Which lines in the records below contain the word "label"? Return each of them.

*** INFORMATION SHOWN ***

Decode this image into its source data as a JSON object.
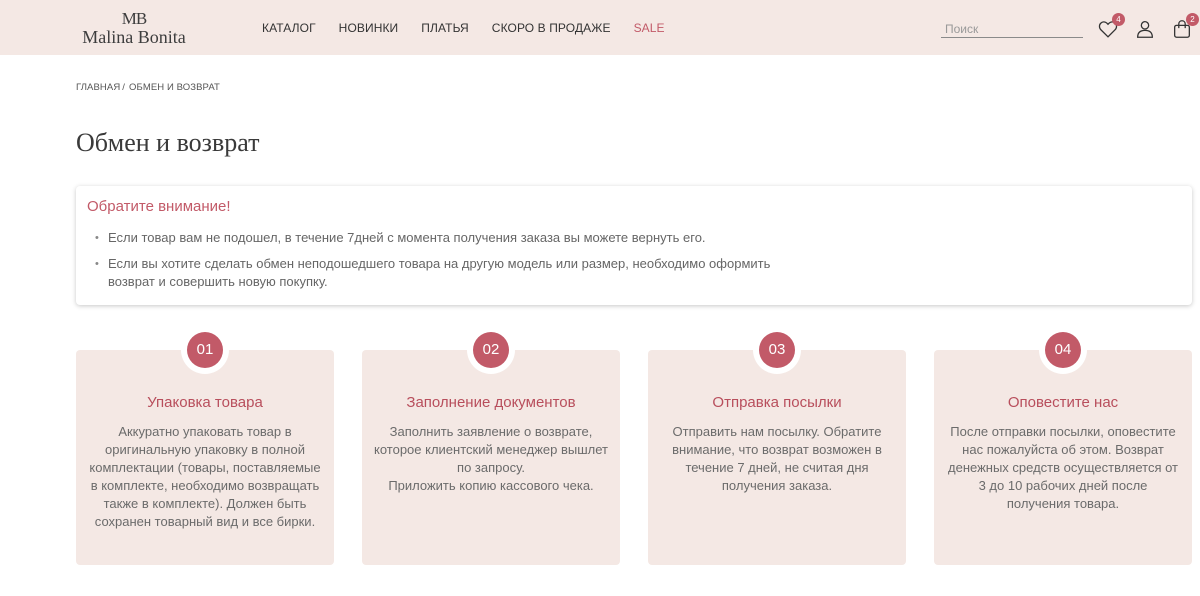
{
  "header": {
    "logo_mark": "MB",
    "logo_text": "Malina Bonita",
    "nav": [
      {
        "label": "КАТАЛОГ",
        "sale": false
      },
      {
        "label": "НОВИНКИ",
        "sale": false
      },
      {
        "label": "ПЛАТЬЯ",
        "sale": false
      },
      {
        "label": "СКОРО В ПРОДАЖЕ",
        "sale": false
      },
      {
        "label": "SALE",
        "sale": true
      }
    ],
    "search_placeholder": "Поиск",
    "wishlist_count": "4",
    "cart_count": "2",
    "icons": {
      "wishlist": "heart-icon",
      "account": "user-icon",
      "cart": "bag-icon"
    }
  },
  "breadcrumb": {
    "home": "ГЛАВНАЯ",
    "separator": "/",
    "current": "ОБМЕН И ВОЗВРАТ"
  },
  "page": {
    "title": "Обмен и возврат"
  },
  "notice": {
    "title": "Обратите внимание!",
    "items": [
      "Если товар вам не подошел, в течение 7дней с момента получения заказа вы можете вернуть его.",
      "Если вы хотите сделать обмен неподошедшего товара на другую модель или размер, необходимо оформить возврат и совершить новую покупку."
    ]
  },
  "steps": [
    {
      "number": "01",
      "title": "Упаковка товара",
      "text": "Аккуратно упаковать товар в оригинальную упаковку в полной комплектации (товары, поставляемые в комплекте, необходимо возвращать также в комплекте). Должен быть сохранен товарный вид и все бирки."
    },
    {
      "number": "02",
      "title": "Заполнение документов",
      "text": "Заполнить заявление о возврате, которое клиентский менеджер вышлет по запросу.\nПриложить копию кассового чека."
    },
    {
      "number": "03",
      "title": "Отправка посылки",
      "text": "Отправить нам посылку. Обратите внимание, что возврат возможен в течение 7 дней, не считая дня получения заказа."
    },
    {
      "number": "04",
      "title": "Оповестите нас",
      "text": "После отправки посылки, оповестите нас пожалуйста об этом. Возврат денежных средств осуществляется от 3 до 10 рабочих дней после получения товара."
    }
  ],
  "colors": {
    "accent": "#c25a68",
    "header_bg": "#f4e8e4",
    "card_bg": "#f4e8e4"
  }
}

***

#### COMPLETED TASK
        "label": "КАТАЛОГ",
        "label": "НОВИНКИ",
        "label": "ПЛАТЬЯ",
        "label": "СКОРО В ПРОДАЖЕ",
        "label": "SALE",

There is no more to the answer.